Pancreatitis Diet, Symptoms, Causes, Treatment

A pancreatitis diet is very important for people suffering from acute pancreatitis. Pancreatitis is simply an inflammation of the pancreas and effects more than 240,000 individuals every year in the U.S. Sufferers usually feel chronic severe pain in their abdomens as a result of the condition.

Most people are able to recover fully once the cause of the medical condition is removed. The difficult part is removing the cause(s). Here are a few common causes:

- gallstones in the gallbladder
- over-consumption of alcohol
- smoking
- other gallbladder-relates diseases
- hereditary

What to do After a Pancreatitis Attack

Firstly, you should consult a physician to receive a proper prognosis and any necessary medication you may need, rather than taking advice from the web md or mayo clinic websites, especially if you are under serious pain. You also need to determine the causes of the attack so you can figure out how to remedy the condition.
No matter what the cause, in the few months following the attack, it is important to eat frequently rather than at fixed times of the day. Keep a high carb low fat diet since they put a lot of pressure on the pancreas. Also, avoid all drugs and alcohol. Consult a professional for post pancreatitis diet recommendations.

Pancreatitis sufferers are more likely to develop deficiencies in these nutrients:

- Magnesium
- Vitamin B12
- Methionine
- Vitamins A, C, E
- Selenium

Pancreatitis Symptoms
- unusually high heart rate
- high body temperature/fever
- excessive sweating
- rapid breathing
- vomiting

Acute Pancreatitis Diet Tips

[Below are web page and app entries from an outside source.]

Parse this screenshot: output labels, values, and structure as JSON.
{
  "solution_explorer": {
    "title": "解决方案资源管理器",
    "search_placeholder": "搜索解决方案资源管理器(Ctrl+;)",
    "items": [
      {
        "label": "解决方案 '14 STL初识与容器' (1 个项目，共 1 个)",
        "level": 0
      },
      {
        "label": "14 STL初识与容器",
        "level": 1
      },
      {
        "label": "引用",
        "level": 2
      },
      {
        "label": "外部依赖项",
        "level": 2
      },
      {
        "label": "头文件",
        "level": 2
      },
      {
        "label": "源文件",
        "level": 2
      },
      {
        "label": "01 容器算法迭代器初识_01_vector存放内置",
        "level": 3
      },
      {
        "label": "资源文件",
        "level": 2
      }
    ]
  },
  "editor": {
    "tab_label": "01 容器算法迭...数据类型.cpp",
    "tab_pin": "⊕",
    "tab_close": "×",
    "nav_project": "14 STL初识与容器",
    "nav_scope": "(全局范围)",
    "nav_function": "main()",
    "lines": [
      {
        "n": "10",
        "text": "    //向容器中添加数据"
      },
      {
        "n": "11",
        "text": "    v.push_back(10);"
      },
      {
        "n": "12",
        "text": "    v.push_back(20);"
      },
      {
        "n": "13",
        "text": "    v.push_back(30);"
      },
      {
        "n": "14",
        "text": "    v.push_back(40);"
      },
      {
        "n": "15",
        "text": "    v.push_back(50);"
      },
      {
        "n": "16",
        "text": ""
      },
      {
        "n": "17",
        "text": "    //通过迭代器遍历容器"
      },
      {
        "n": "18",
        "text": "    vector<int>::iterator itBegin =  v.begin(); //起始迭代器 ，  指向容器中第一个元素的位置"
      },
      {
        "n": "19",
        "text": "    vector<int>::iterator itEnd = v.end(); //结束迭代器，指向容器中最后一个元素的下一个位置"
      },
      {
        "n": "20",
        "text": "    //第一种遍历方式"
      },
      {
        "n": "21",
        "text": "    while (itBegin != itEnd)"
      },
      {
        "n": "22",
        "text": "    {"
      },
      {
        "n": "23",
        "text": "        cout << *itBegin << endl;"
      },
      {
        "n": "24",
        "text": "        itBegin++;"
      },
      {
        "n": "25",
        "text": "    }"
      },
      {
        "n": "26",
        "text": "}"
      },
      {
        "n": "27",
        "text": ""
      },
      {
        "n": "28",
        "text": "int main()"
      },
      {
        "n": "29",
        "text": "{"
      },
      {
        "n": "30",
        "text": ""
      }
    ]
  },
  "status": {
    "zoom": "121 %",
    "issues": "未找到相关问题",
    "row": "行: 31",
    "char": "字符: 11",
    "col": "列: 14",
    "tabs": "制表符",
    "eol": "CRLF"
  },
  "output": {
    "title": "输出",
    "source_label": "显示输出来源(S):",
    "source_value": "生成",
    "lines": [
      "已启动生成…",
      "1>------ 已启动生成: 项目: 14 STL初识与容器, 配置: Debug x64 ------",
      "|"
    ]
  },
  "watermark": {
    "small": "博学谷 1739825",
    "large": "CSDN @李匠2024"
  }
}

- Consume no more than 30-40 g of fat per day
- Rather than 3 large meals, eat 6-7 small meals throughout the day
- Decrease consumption of caffeine and alcohol
- Stop consumption of tobacco-related products
- Consume plenty of protein and carbs to maintain a healthy pancreatic diet

If the cause(s) of your condition includes gallstones, damaged or infected pancreatic tissues, or any internal problem with the pancreas that cannot be resolved with medication or a bland diet, you may be advised to undergo surgery. In order to remove gallstones, a proper chronic pancreatitis diet plan may be not be enough, you may need to undergo a procedure known as endoscopic retrograde cholangiopancreatography (ERCP).

Doctors usually prescribe patients with pain medication, give them parenteral nutrition, and recommend fasting in order to relieve pressure on the pancreas. If the cause of your pancreatitis is a gallbladder problem, the doctor will probably recommend surgery. If the condition is due to an alcohol-related problem, you may be advised to seek rehab for alcohol addiction.

If your condition is related to your eating habits, you will be advised to eat healthier, exercise more often, lower intake of sugar, and go on a clear liquid diet for chronic pancreatitis (though it's ok if you consume more than just clear liquids). Depending on the severity of your condition, you may also be prescribed antibiotics, painkillers, and other supplements such as Pancrease and Lipram. Whatever your condition though, it is imperative that you seek treatment as soon as possible before the condition gets worse and evolves into pancreatic cancer.

If you're looking for pancreatitis nutrition and recipes, there will be more on that soon.